To my eye the most vital paragraph in Laurel Miller’s New York Times op-ed on negotiating peace in Afghanistan is this one:

The Taliban is violently opposed to the United States military presence on Afghan soil but does not have aspirations beyond Afghanistan. A peace deal could allow the United States to focus its resources on threats from the region that are directed toward the homeland and core American interests.

I can’t help but wonder when Ms. Miller reached that conclusion. From 2013 to 2017 she served the Obama Administration and then the Trump Administration as special envoy for Afghanistan and Pakistan. Did she inform her superiors of that? Did she reach that conclusion only recently?

Hasn’t that always been the case? Didn’t the U. S. invade Afghanistan in the first place because although they had no aspirations of their own beyond Afghanistan, they played host to Al Qaeda which did?
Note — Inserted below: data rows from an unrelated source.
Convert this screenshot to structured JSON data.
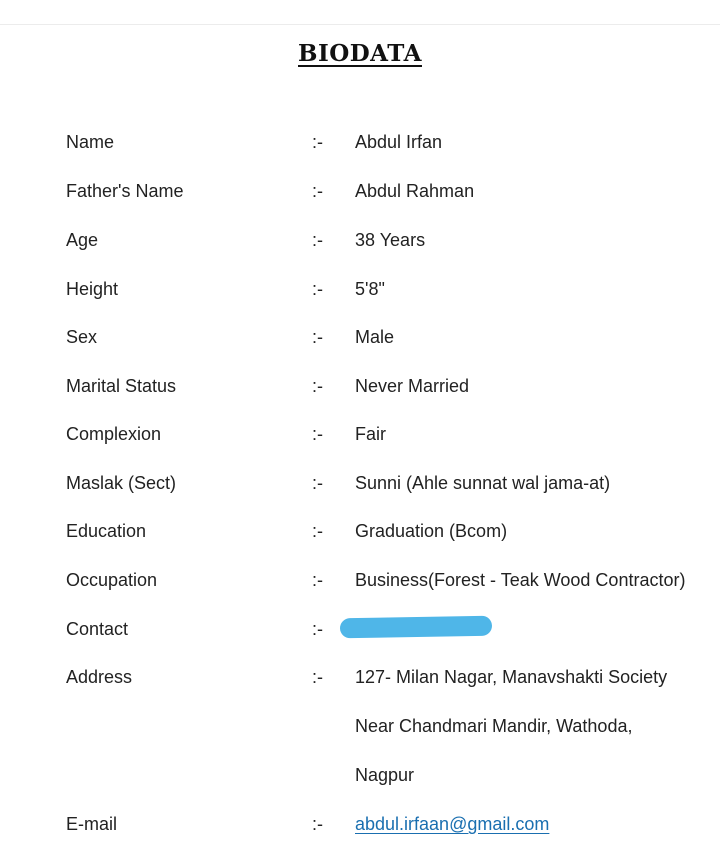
{
  "document": {
    "title": "BIODATA",
    "separator": ":-",
    "fields": {
      "name": {
        "label": "Name",
        "value": "Abdul Irfan"
      },
      "father": {
        "label": "Father's Name",
        "value": "Abdul Rahman"
      },
      "age": {
        "label": "Age",
        "value": "38 Years"
      },
      "height": {
        "label": "Height",
        "value": "5'8\""
      },
      "sex": {
        "label": "Sex",
        "value": "Male"
      },
      "marital": {
        "label": "Marital Status",
        "value": "Never Married"
      },
      "complexion": {
        "label": "Complexion",
        "value": "Fair"
      },
      "maslak": {
        "label": "Maslak (Sect)",
        "value": "Sunni (Ahle sunnat wal jama-at)"
      },
      "education": {
        "label": "Education",
        "value": "Graduation (Bcom)"
      },
      "occupation": {
        "label": "Occupation",
        "value": "Business(Forest - Teak Wood Contractor)"
      },
      "contact": {
        "label": "Contact",
        "value": ""
      },
      "address": {
        "label": "Address",
        "lines": [
          "127- Milan Nagar, Manavshakti Society",
          "Near Chandmari Mandir, Wathoda,",
          "Nagpur"
        ]
      },
      "email": {
        "label": "E-mail",
        "value": "abdul.irfaan@gmail.com"
      }
    },
    "redaction_color": "#4fb6e8",
    "link_color": "#1a6fb0"
  }
}
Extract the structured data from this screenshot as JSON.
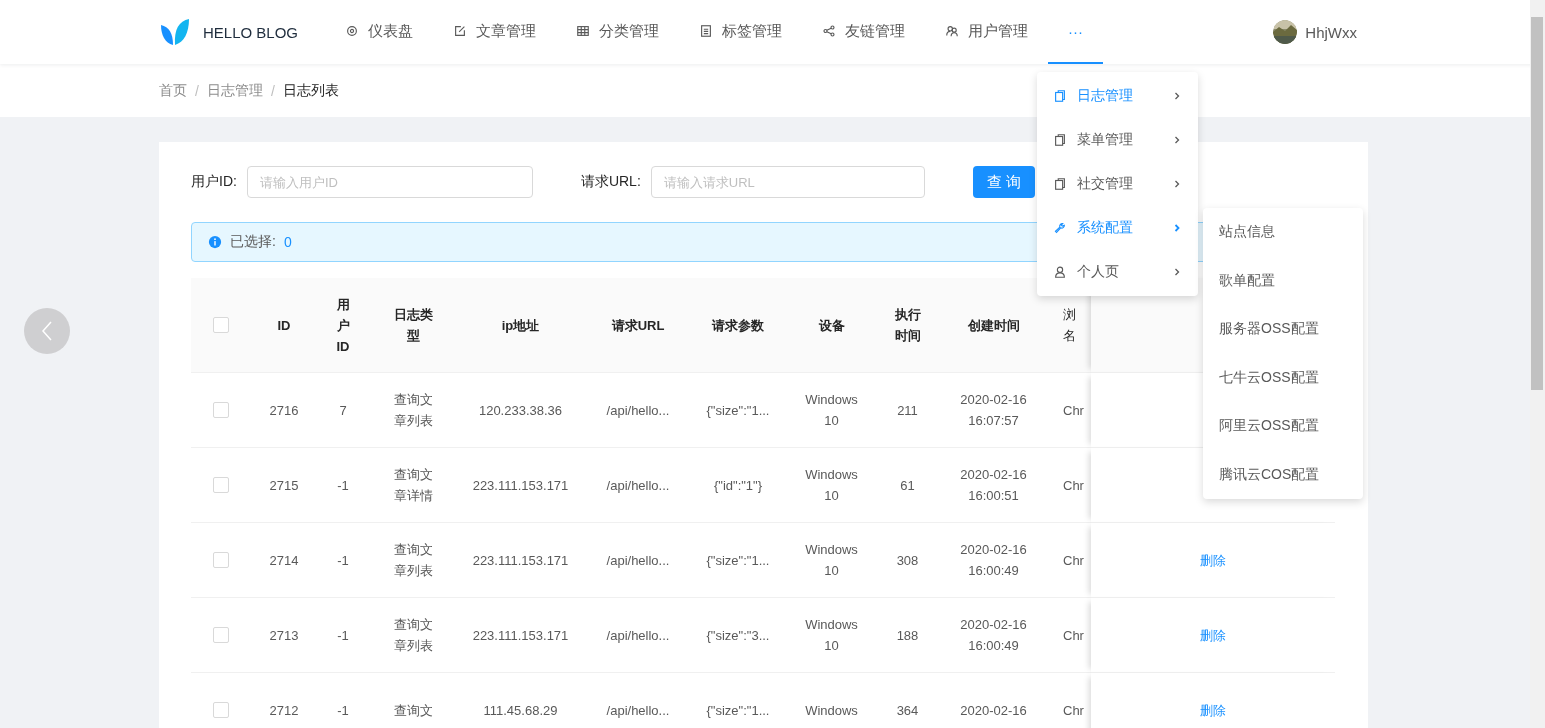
{
  "brand": {
    "title": "HELLO BLOG"
  },
  "nav": [
    {
      "label": "仪表盘",
      "selected": false
    },
    {
      "label": "文章管理",
      "selected": false
    },
    {
      "label": "分类管理",
      "selected": false
    },
    {
      "label": "标签管理",
      "selected": false
    },
    {
      "label": "友链管理",
      "selected": false
    },
    {
      "label": "用户管理",
      "selected": false
    },
    {
      "label": "···",
      "selected": true
    }
  ],
  "user": {
    "name": "HhjWxx"
  },
  "breadcrumb": [
    {
      "kind": "link",
      "text": "首页"
    },
    {
      "kind": "separator",
      "text": "/"
    },
    {
      "kind": "link",
      "text": "日志管理"
    },
    {
      "kind": "separator",
      "text": "/"
    },
    {
      "kind": "current",
      "text": "日志列表"
    }
  ],
  "filters": [
    {
      "label": "用户ID:",
      "placeholder": "请输入用户ID"
    },
    {
      "label": "请求URL:",
      "placeholder": "请输入请求URL"
    }
  ],
  "query_button": "查 询",
  "alert": {
    "label": "已选择:",
    "count": "0"
  },
  "table": {
    "select_all": {
      "checked": false
    },
    "columns": [
      {
        "lines": [
          "ID"
        ]
      },
      {
        "lines": [
          "用",
          "户",
          "ID"
        ]
      },
      {
        "lines": [
          "日志类",
          "型"
        ]
      },
      {
        "lines": [
          "ip地址"
        ]
      },
      {
        "lines": [
          "请求URL"
        ]
      },
      {
        "lines": [
          "请求参数"
        ]
      },
      {
        "lines": [
          "设备"
        ]
      },
      {
        "lines": [
          "执行",
          "时间"
        ]
      },
      {
        "lines": [
          "创建时间"
        ]
      },
      {
        "lines": [
          "浏",
          "名"
        ]
      }
    ],
    "rows": [
      {
        "checked": false,
        "cells": [
          "2716",
          "7",
          "查询文章列表",
          "120.233.38.36",
          "/api/hello...",
          "{\"size\":\"1...",
          "Windows 10",
          "211",
          "2020-02-16 16:07:57",
          "Chr"
        ]
      },
      {
        "checked": false,
        "cells": [
          "2715",
          "-1",
          "查询文章详情",
          "223.111.153.171",
          "/api/hello...",
          "{\"id\":\"1\"}",
          "Windows 10",
          "61",
          "2020-02-16 16:00:51",
          "Chr"
        ]
      },
      {
        "checked": false,
        "cells": [
          "2714",
          "-1",
          "查询文章列表",
          "223.111.153.171",
          "/api/hello...",
          "{\"size\":\"1...",
          "Windows 10",
          "308",
          "2020-02-16 16:00:49",
          "Chr"
        ],
        "action": "删除"
      },
      {
        "checked": false,
        "cells": [
          "2713",
          "-1",
          "查询文章列表",
          "223.111.153.171",
          "/api/hello...",
          "{\"size\":\"3...",
          "Windows 10",
          "188",
          "2020-02-16 16:00:49",
          "Chr"
        ],
        "action": "删除"
      },
      {
        "checked": false,
        "cells": [
          "2712",
          "-1",
          "查询文",
          "111.45.68.29",
          "/api/hello...",
          "{\"size\":\"1...",
          "Windows",
          "364",
          "2020-02-16",
          "Chr"
        ],
        "action": "删除"
      }
    ]
  },
  "dropdown": [
    {
      "label": "日志管理",
      "selected": true,
      "expanded": false
    },
    {
      "label": "菜单管理",
      "selected": false,
      "expanded": false
    },
    {
      "label": "社交管理",
      "selected": false,
      "expanded": false
    },
    {
      "label": "系统配置",
      "selected": true,
      "expanded": true
    },
    {
      "label": "个人页",
      "selected": false,
      "expanded": false
    }
  ],
  "submenu": [
    "站点信息",
    "歌单配置",
    "服务器OSS配置",
    "七牛云OSS配置",
    "阿里云OSS配置",
    "腾讯云COS配置"
  ]
}
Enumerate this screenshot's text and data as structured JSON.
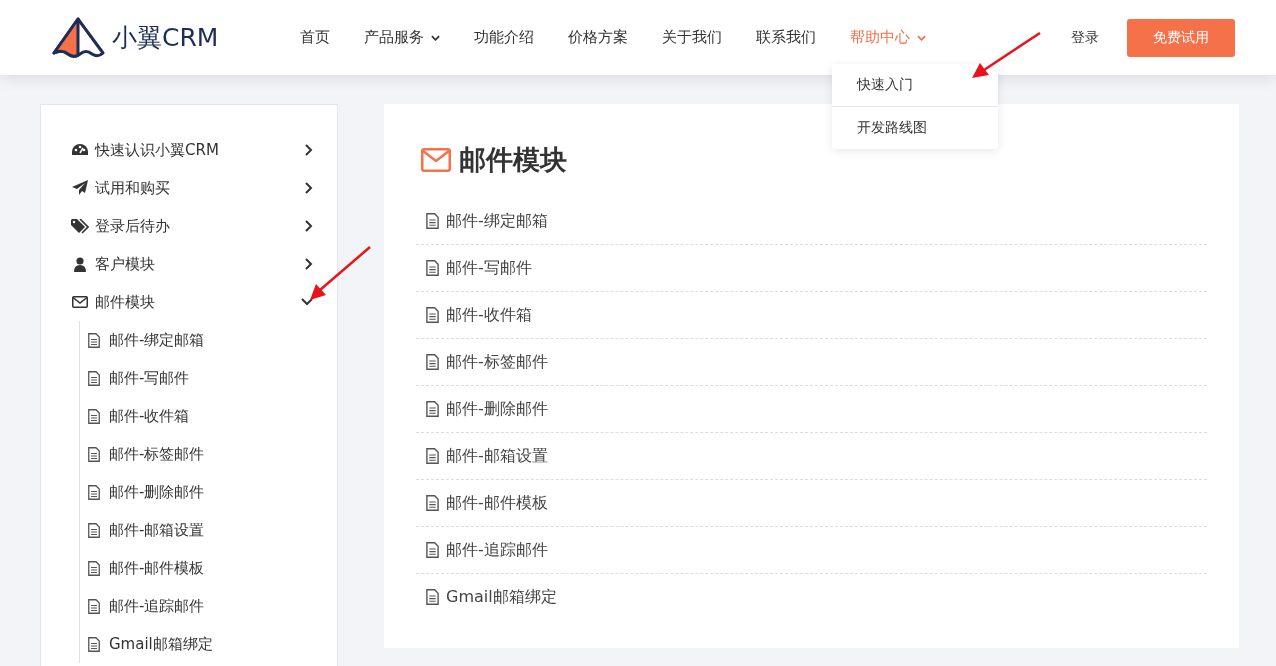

Isn’t it reasonable to believe that having expelled the foreign invaders from their borders, as they would undoubtedly see it, they would be willing to host Al Qaeda or DAESH again?

That has always been the problem with the war in Afghanistan. We can’t stay and we can’t leave.